▶ _Task to complete_:
Narrow the data below down to the lines containing "title".

##### Recorded data #####

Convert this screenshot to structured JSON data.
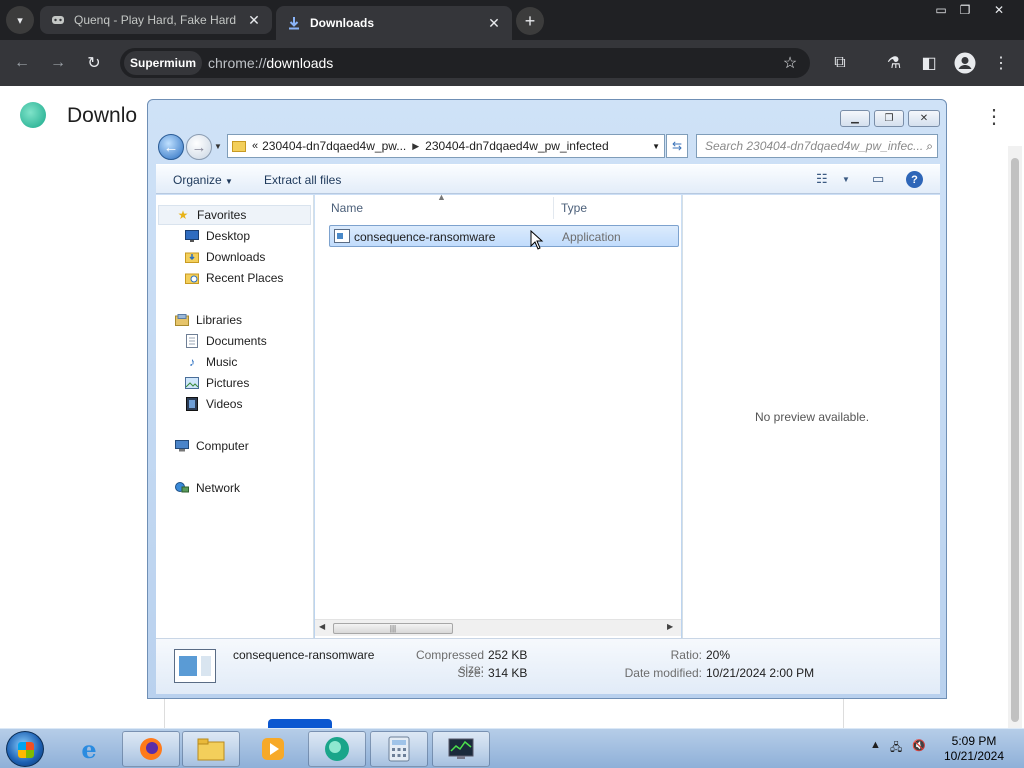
{
  "browser": {
    "tabs": [
      {
        "title": "Quenq - Play Hard, Fake Hard",
        "icon": "game-icon",
        "active": false
      },
      {
        "title": "Downloads",
        "icon": "download-icon",
        "active": true
      }
    ],
    "site_chip": "Supermium",
    "url_scheme": "chrome://",
    "url_host": "downloads"
  },
  "page": {
    "title": "Downlo"
  },
  "explorer": {
    "breadcrumb": [
      "230404-dn7dqaed4w_pw...",
      "230404-dn7dqaed4w_pw_infected"
    ],
    "search_placeholder": "Search 230404-dn7dqaed4w_pw_infec...",
    "commands": {
      "organize": "Organize",
      "extract": "Extract all files"
    },
    "nav": {
      "favorites": "Favorites",
      "desktop": "Desktop",
      "downloads": "Downloads",
      "recent": "Recent Places",
      "libraries": "Libraries",
      "documents": "Documents",
      "music": "Music",
      "pictures": "Pictures",
      "videos": "Videos",
      "computer": "Computer",
      "network": "Network"
    },
    "columns": {
      "name": "Name",
      "type": "Type"
    },
    "files": [
      {
        "name": "consequence-ransomware",
        "type": "Application"
      }
    ],
    "preview_text": "No preview available.",
    "details": {
      "name": "consequence-ransomware",
      "compressed_label": "Compressed size:",
      "compressed_value": "252 KB",
      "size_label": "Size:",
      "size_value": "314 KB",
      "ratio_label": "Ratio:",
      "ratio_value": "20%",
      "modified_label": "Date modified:",
      "modified_value": "10/21/2024 2:00 PM"
    }
  },
  "taskbar": {
    "time": "5:09 PM",
    "date": "10/21/2024"
  }
}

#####

▶ _Exercise answer_:
        "title": "Quenq - Play Hard, Fake Hard",
        "title": "Downloads",
    "title": "Downlo"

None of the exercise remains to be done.